Sen. Pat ToomeyPatrick (Pat) Joseph ToomeyBlack women look to build upon gains in coming elections Watch live: GOP senators present new infrastructure proposal Sasse rebuked by Nebraska Republican Party over impeachment vote MORE (R-Pa.) said Congress could create a conference committee to hash out differences if Senate Republicans are able to come up with their own proposal, and that he would support amending the National Emergencies Act.

“We’re having discussions about what our resolution ought to look like,” he said.

Talk of crafting a GOP alternative to the House-passed resolution comes as Trump’s actions have led to rumblings within the Senate Republican conference of amending the National Emergencies Act to claw back from the executive branch some of Congress’s spending authority.

Republicans indicated Tuesday that such changes could be included in their alternative. A spokesman for Sen. Mike LeeMichael (Mike) Shumway LeeEconomy adds just 235K jobs in August as delta hammers growth Lawmakers flooded with calls for help on Afghanistan exit Afghanistan fiasco proves we didn't leave soon enough MORE (R-Utah) previously told The Hill that the senator was crafting legislation that would make it easier for Congress to cancel a national emergency declaration.

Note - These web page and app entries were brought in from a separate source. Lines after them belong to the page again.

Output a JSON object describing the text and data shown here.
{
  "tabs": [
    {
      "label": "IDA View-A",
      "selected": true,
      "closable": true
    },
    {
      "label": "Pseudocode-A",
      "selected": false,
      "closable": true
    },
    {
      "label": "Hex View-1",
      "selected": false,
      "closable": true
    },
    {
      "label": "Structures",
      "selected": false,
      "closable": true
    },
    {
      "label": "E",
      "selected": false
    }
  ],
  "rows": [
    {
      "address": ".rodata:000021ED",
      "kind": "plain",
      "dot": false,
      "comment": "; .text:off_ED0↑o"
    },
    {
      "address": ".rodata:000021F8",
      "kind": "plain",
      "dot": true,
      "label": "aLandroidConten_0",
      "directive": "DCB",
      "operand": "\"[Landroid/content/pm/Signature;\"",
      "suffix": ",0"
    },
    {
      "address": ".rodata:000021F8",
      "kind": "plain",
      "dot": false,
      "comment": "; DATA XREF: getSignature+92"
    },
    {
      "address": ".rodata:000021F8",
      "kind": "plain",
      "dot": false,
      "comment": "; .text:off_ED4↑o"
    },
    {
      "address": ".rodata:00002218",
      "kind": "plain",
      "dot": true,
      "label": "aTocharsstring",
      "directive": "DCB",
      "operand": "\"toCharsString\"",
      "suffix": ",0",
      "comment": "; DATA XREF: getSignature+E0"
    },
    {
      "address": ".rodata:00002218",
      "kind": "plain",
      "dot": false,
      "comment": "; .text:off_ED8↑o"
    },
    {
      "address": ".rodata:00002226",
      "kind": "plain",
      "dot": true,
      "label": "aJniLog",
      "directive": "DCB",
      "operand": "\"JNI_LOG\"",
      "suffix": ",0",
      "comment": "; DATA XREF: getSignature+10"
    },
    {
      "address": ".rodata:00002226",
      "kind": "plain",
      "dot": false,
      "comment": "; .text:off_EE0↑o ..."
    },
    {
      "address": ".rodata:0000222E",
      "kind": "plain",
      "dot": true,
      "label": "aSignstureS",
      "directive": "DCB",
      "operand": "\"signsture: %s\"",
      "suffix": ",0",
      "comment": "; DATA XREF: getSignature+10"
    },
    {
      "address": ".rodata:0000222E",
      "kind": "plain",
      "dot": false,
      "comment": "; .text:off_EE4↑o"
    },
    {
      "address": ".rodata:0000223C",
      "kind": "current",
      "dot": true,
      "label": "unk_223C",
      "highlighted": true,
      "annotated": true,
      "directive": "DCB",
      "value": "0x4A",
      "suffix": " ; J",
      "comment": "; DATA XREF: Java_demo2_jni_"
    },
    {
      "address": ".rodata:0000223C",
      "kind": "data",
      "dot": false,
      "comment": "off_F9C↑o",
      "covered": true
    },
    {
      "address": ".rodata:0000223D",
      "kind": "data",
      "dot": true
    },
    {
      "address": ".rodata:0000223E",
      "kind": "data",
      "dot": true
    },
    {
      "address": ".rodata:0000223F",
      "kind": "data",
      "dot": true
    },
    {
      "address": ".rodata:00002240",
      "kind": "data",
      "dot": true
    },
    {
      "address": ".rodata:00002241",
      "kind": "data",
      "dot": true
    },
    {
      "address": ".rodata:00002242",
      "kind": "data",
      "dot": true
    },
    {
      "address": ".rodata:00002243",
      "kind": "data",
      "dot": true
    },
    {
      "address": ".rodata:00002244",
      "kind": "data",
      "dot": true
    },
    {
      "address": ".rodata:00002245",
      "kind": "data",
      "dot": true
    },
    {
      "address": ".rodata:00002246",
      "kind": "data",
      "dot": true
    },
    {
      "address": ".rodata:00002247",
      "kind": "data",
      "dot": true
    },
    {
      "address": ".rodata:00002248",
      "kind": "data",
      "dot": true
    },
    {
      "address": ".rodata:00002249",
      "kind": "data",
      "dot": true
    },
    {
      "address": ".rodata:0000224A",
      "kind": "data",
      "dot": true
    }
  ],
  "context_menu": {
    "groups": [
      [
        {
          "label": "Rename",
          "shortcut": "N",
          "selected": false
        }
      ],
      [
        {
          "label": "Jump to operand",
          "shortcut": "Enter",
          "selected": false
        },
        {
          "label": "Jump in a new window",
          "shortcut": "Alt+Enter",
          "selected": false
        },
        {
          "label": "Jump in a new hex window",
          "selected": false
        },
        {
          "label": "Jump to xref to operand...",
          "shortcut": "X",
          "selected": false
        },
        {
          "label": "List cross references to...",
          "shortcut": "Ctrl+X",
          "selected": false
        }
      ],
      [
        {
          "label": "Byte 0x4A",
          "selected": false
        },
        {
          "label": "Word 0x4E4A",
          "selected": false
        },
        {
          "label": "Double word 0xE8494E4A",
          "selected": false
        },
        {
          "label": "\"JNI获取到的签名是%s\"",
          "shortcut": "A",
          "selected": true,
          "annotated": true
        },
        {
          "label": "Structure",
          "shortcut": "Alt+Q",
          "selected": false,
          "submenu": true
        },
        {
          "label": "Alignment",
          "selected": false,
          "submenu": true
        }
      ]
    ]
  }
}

“I do think that we ought to revisit the incredible delegation of authority,” added Cornyn, who has said he will vote against the resolution of disapproval.

Sen. Mike RoundsMike RoundsThe 19 GOP senators who voted for the T infrastructure bill Senate passes T bipartisan infrastructure bill in major victory for Biden Senate votes to end debate on T infrastructure bill MORE (R-S.D.) said he was willing to look at legislation amending the national emergency statute but also predicted that, in response to Trump’s declaration, “future appropriations bills will restrict his ability to use those funds.”

Republican discussions on floor strategy are expected to go up until the eleventh hour. A vote in the Senate will take place before March 15, when lawmakers leave for a weeklong recess.

Sen. John ThuneJohn Randolph ThuneSenate parliamentarian nixes Democrats' immigration plan Manchin keeps Washington guessing on what he wants Manchin-McConnell meet amid new voting rights push MORE (R-S.D.) said Republicans could offer their own alternative but added that where the conference might end up is a “work in progress.”

“Our members have had pretty robust discussions about this over the past several weeks and a path forward, we’re still charting that,” Thune said. “They want to help the president, they want to give him the funding he’s asked for. And the question is, what’s the best way to do that? That’s what we’ve been grappling with.”

Asked if there was enough unity within the conference for Republicans to agree on an alternative, Thune laughed, adding, “I wouldn’t say there’s one chosen alternative.”